and Cancer Based on the Individual
Methods: We evaluated all-cause, cancer and cardiovascular
mortality risks associated with quintiles (Q1-Q5) of serum antioxidant
(vitamins C and E, beta-carotene, and selenium) and vitamin A levels, in 16,008
adult NHANES III (The Third National Health and Nutrition Examination survey,
Antioxidant supplement use should be studied in the context of overall
mortality and other competing mortality risks. Impact: These data suggest the
possible use of novel intervention studies where doses of these agents are
individualized based on serum levels, and possibly, markers of oxidative stress
and systemic inflammatory response.
Terry MB, Siegel AB. Serum Antioxidant Nutrients, Vitamin A, and Mortality in
US Adults. Cancer Epidemiol Biomarkers Prev. 2013 Aug 8. [Epub ahead of print]
(2) Beta-Carotene Levels Lower Bladder
Cancer Risk for Women in One Study
The study included data from 185,885 older adults who were
part of the Multiethnic Cohort Study, which started in 1993. Over a 12.5-year
period, 581 people developed invasive bladder cancer (of which 429 were men and
152 were women).
Researchers took into account known bladder cancer risk
factors, such as age, and still found an association between produce
consumption and bladder cancer risk. Specifically, the women in the study who
consumed the most yellow-orange vegetables in the study had at 52 percent lower
risk of developing bladder cancer over the study period, compared with people
who consumed the fewest yellow-orange vegetables.
Post.Colorful Vegetables Could Lower Women’s Bladder Cancer Risk
6. The Power of Flaxseed in Women’s
Health for Cancer Prevention
All the more reason why a new meta-analysis on flaxseed and breast cancer published
in the journal Integrative Cancer Therapy this month is so timely. The review was
no small undertaking, as it obtained its findings by sorting through 1,892
records from a variety of biomedical databases, including MEDLINE, Embase, the
Cochrane Library, and AMED from inception to January 2013, concerning any
available human interventional or observational data pertaining to flax and
They discovered the following benefits of flaxseed among

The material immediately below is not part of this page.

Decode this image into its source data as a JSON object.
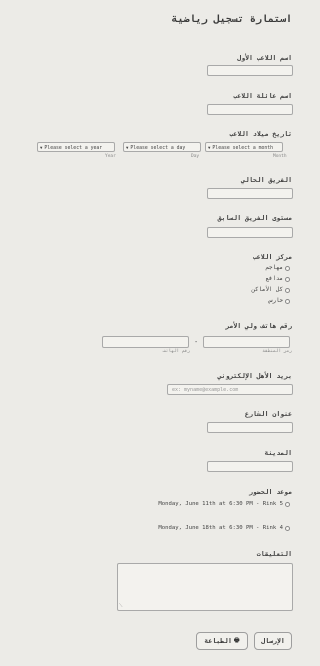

newly diagnosed breast cancer patients:
in hot flash symptomatology
cell death (apoptosis) within their tumors
HER2 expression (a protein associated with breast cancer malignancy)
breast cancer proliferation
Flaxseed Can Prevent And Kill Breast Cancer, Meta-Analysis Reveals.
GreenMedInfo. September 11, 2013.
Please, don’t let this information scare you.
Use these updates to empower yourself with more information for wellness and for tools to modulate your risk for cancer with lifestyle interventions. Learn more
resources and tools to use on my currently being-redesigned BreakFree Medicine Site.